Exercise brief: Pull every "this" line out of the data below.

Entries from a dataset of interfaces

==========

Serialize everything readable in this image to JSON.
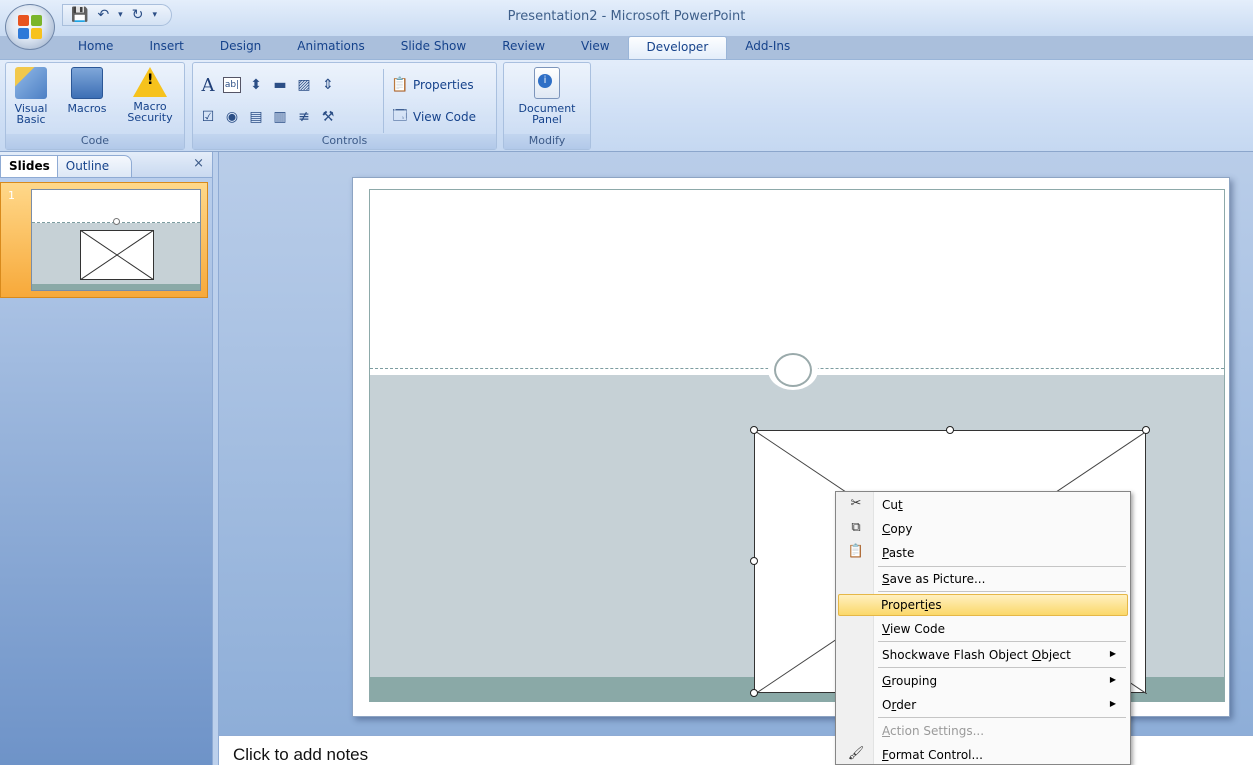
{
  "window": {
    "title": "Presentation2 - Microsoft PowerPoint"
  },
  "qat": {
    "save_icon": "save-icon",
    "undo_icon": "undo-icon",
    "redo_icon": "redo-icon"
  },
  "tabs": [
    "Home",
    "Insert",
    "Design",
    "Animations",
    "Slide Show",
    "Review",
    "View",
    "Developer",
    "Add-Ins"
  ],
  "active_tab": "Developer",
  "ribbon": {
    "code": {
      "label": "Code",
      "visual_basic": "Visual\nBasic",
      "macros": "Macros",
      "macro_security": "Macro\nSecurity"
    },
    "controls": {
      "label": "Controls",
      "properties": "Properties",
      "view_code": "View Code"
    },
    "modify": {
      "label": "Modify",
      "document_panel": "Document\nPanel"
    }
  },
  "panel": {
    "tab_slides": "Slides",
    "tab_outline": "Outline",
    "close": "×",
    "slide_number": "1"
  },
  "notes": {
    "placeholder": "Click to add notes"
  },
  "context_menu": {
    "items": [
      {
        "label_pre": "Cu",
        "label_u": "t",
        "label_post": ""
      },
      {
        "label_pre": "",
        "label_u": "C",
        "label_post": "opy"
      },
      {
        "label_pre": "",
        "label_u": "P",
        "label_post": "aste"
      },
      {
        "label_pre": "",
        "label_u": "S",
        "label_post": "ave as Picture..."
      },
      {
        "label_pre": "Propert",
        "label_u": "i",
        "label_post": "es"
      },
      {
        "label_pre": "",
        "label_u": "V",
        "label_post": "iew Code"
      },
      {
        "label_pre": "Shockwave Flash Object ",
        "label_u": "O",
        "label_post": "bject"
      },
      {
        "label_pre": "",
        "label_u": "G",
        "label_post": "rouping"
      },
      {
        "label_pre": "O",
        "label_u": "r",
        "label_post": "der"
      },
      {
        "label_pre": "",
        "label_u": "A",
        "label_post": "ction Settings..."
      },
      {
        "label_pre": "",
        "label_u": "F",
        "label_post": "ormat Control..."
      }
    ]
  },
  "colors": {
    "accent": "#f7a93a",
    "ribbon": "#cfdff5",
    "highlight": "#fbd86a",
    "slide_band": "#c6d1d6",
    "slide_footer": "#8aa9a7"
  }
}
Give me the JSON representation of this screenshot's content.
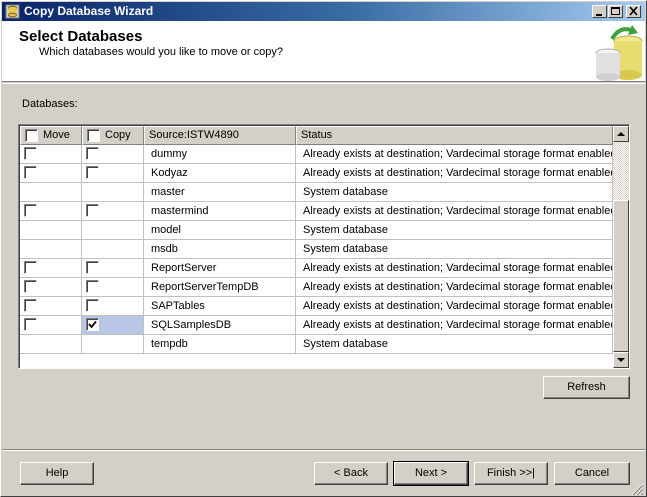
{
  "window": {
    "title": "Copy Database Wizard"
  },
  "header": {
    "title": "Select Databases",
    "subtitle": "Which databases would you like to move or copy?"
  },
  "databases_label": "Databases:",
  "grid": {
    "columns": [
      "Move",
      "Copy",
      "Source:ISTW4890",
      "Status"
    ],
    "rows": [
      {
        "name": "dummy",
        "status": "Already exists at destination; Vardecimal storage format enabled",
        "move": false,
        "copy": false,
        "has_checkboxes": true
      },
      {
        "name": "Kodyaz",
        "status": "Already exists at destination; Vardecimal storage format enabled",
        "move": false,
        "copy": false,
        "has_checkboxes": true
      },
      {
        "name": "master",
        "status": "System database",
        "move": false,
        "copy": false,
        "has_checkboxes": false
      },
      {
        "name": "mastermind",
        "status": "Already exists at destination; Vardecimal storage format enabled",
        "move": false,
        "copy": false,
        "has_checkboxes": true
      },
      {
        "name": "model",
        "status": "System database",
        "move": false,
        "copy": false,
        "has_checkboxes": false
      },
      {
        "name": "msdb",
        "status": "System database",
        "move": false,
        "copy": false,
        "has_checkboxes": false
      },
      {
        "name": "ReportServer",
        "status": "Already exists at destination; Vardecimal storage format enabled",
        "move": false,
        "copy": false,
        "has_checkboxes": true
      },
      {
        "name": "ReportServerTempDB",
        "status": "Already exists at destination; Vardecimal storage format enabled",
        "move": false,
        "copy": false,
        "has_checkboxes": true
      },
      {
        "name": "SAPTables",
        "status": "Already exists at destination; Vardecimal storage format enabled",
        "move": false,
        "copy": false,
        "has_checkboxes": true
      },
      {
        "name": "SQLSamplesDB",
        "status": "Already exists at destination; Vardecimal storage format enabled",
        "move": false,
        "copy": true,
        "has_checkboxes": true,
        "selected": true
      },
      {
        "name": "tempdb",
        "status": "System database",
        "move": false,
        "copy": false,
        "has_checkboxes": false
      }
    ]
  },
  "buttons": {
    "refresh": "Refresh",
    "help": "Help",
    "back": "< Back",
    "next": "Next >",
    "finish": "Finish >>|",
    "cancel": "Cancel"
  },
  "colors": {
    "title_gradient_start": "#0a246a",
    "title_gradient_end": "#a6caf0",
    "selected_cell": "#b8c7e6"
  }
}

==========

Response area:
Serialize everything readable in this image to JSON.
Give me the JSON representation of this screenshot's content.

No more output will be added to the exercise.